We sought to refine the clinical picture of primary adrenal lymphoma (PAL), a rare lymphoid malignancy with predominant adrenal manifestation and risk of adrenal insufficiency.
Ninety-seven patients from 14 centers in Europe, Canada and the United States were included in this retrospective analysis between 1994 and 2017.
Of the 81 patients with imaging data, 19 (23%) had isolated adrenal involvement (iPAL), while 62 (77%) had additional extra-adrenal involvement (PAL+). Among patients who had both CT and PET scans, 18FDG-PET revealed extra-adrenal involvement not detected by CT scan in 9/18 cases (50%). The most common clinical manifestations were B symptoms (55%), fatigue (45%), and abdominal pain (35%). Endocrinological assessment was often inadequate. With a median follow-up of 41.6 months, 3-year progression-free (PFS) and overall (OS) survival rates in the entire cohort were 35.5% and 39.4%, respectively. The hazard ratios of iPAL for PFS and OS were 40.1 (95% CI: 2.63–613.7, P = 0.008) and 2.69 (95% CI: 0.61–11.89, P = 0.191), respectively. PFS was much shorter in iPAL vs PAL+ (median 4 months vs not reached, P = 0.006), and OS also appeared to be shorter (median 16 months vs not reached), but the difference did not reach statistical significance (P = 0.16). Isolated PAL was more frequent in females (OR = 3.81; P = 0.01) and less frequently associated with B symptoms (OR = 0.159; P = 0.004).

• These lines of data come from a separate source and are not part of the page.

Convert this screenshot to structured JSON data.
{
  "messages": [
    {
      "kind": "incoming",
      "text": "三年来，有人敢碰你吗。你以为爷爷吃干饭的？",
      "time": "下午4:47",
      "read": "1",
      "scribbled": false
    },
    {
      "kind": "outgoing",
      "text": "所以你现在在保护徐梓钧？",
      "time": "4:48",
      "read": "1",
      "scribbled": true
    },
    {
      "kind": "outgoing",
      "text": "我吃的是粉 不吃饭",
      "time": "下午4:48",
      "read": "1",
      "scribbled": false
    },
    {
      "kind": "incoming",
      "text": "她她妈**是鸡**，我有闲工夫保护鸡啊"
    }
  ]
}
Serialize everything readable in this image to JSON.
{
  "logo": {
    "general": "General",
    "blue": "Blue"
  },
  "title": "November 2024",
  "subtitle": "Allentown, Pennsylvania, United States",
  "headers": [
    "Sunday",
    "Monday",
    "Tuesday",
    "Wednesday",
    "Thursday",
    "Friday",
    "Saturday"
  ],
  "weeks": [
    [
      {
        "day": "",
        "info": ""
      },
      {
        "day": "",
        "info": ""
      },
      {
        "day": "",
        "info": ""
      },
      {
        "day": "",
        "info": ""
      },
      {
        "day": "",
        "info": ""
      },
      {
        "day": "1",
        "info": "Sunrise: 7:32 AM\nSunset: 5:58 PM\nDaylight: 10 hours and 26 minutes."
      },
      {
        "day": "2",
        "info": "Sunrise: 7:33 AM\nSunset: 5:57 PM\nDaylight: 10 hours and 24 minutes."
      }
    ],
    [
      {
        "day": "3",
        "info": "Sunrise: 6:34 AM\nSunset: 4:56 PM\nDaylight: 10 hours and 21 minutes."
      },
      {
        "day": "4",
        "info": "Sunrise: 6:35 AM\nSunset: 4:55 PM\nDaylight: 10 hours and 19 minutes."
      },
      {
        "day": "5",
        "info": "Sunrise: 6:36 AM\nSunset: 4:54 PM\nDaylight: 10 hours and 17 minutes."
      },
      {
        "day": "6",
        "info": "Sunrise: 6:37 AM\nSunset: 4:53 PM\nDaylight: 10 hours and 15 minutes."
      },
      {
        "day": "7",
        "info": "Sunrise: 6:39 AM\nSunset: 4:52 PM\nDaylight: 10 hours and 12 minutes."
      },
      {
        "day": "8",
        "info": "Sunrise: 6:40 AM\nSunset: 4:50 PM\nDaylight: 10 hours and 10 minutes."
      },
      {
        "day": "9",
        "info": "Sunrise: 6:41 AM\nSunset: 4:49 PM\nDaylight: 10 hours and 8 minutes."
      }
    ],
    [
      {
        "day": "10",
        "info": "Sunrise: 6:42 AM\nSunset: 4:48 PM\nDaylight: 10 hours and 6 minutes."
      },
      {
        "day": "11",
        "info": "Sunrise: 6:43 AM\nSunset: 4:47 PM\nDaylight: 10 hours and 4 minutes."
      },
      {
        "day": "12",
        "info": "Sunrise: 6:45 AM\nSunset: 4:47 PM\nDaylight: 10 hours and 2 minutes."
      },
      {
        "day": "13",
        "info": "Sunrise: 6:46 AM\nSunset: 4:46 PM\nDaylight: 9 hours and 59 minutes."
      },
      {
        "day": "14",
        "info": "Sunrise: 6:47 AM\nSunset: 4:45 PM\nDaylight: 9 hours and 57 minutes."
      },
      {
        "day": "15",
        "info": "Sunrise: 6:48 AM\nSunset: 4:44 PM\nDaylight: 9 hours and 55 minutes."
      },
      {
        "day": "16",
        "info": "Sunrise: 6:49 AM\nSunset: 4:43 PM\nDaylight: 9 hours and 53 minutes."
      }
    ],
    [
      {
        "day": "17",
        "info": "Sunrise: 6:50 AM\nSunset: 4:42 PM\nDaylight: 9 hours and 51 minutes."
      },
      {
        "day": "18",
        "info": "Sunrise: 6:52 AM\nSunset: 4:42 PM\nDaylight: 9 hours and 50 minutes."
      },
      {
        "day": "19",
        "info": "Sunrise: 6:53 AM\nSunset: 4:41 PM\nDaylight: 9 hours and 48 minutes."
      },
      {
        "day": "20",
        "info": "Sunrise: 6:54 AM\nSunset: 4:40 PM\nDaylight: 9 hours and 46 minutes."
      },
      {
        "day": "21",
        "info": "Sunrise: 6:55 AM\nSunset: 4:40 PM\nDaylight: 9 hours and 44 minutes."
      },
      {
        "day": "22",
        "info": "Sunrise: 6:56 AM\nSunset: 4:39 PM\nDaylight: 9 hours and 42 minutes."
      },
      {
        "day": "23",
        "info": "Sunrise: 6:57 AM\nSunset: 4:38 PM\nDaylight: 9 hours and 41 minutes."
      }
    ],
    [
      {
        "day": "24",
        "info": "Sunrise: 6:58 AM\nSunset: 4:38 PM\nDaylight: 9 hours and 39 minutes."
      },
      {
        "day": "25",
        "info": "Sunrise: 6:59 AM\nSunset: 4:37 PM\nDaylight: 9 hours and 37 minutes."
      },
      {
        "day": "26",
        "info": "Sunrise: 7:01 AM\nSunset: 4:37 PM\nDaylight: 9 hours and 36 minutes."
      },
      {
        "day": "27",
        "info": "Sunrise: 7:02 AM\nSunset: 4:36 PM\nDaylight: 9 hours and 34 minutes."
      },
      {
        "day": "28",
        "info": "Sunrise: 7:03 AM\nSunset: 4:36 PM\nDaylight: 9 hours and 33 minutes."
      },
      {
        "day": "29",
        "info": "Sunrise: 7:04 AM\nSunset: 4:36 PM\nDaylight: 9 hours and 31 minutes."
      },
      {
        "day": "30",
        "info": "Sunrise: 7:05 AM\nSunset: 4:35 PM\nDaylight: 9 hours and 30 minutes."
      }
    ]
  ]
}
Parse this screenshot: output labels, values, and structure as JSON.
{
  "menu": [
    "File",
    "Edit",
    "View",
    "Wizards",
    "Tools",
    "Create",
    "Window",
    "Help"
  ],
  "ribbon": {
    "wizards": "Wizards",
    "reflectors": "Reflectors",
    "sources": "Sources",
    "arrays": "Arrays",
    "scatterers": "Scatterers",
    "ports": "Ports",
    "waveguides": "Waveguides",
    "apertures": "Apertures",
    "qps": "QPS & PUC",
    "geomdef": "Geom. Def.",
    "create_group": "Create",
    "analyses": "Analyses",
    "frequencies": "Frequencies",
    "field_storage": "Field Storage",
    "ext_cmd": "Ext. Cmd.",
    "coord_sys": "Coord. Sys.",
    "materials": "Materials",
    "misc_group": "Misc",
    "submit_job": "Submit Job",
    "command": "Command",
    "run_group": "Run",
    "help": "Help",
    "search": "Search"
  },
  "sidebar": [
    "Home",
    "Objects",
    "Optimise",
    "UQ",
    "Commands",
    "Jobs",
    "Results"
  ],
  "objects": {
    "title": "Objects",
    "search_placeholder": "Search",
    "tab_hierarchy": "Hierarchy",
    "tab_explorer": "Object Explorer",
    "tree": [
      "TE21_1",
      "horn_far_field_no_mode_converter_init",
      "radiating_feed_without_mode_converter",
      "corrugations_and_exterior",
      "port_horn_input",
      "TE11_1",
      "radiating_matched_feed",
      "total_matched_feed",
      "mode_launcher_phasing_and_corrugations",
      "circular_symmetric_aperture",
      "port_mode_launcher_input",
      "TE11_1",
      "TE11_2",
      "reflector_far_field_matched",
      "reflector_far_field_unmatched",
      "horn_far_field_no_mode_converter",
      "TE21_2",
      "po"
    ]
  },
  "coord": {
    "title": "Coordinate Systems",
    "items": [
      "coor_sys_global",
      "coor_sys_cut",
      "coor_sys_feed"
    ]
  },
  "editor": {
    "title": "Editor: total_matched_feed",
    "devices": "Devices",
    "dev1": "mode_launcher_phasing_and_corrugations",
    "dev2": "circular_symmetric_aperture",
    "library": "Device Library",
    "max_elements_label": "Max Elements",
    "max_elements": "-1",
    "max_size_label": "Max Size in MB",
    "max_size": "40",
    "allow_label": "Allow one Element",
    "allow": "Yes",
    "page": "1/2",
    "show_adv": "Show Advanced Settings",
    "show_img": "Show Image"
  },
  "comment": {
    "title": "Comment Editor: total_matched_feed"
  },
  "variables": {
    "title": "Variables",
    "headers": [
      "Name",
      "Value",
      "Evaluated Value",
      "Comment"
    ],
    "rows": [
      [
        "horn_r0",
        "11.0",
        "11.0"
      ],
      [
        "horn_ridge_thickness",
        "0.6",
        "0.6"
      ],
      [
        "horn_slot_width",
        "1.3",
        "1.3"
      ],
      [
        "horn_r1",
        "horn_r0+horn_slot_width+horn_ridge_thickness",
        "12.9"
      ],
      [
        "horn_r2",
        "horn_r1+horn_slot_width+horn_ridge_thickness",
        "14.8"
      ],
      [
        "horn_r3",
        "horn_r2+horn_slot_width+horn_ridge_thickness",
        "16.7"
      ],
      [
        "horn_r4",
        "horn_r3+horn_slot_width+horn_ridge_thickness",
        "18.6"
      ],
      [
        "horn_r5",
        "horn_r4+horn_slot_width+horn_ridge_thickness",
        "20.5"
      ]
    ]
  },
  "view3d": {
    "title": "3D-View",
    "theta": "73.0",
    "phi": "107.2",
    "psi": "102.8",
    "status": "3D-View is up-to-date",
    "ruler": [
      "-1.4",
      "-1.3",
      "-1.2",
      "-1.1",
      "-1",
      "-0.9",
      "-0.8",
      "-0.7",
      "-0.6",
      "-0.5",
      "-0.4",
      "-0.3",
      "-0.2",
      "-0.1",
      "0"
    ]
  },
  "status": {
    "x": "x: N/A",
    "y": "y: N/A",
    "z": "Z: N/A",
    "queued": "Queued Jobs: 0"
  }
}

We found unexpected heterogeneity in the clinical spectrum of PAL. Further studies are needed to clarify whether clinical distinction between iPAL and PAL+ is corroborated by differences in molecular biology.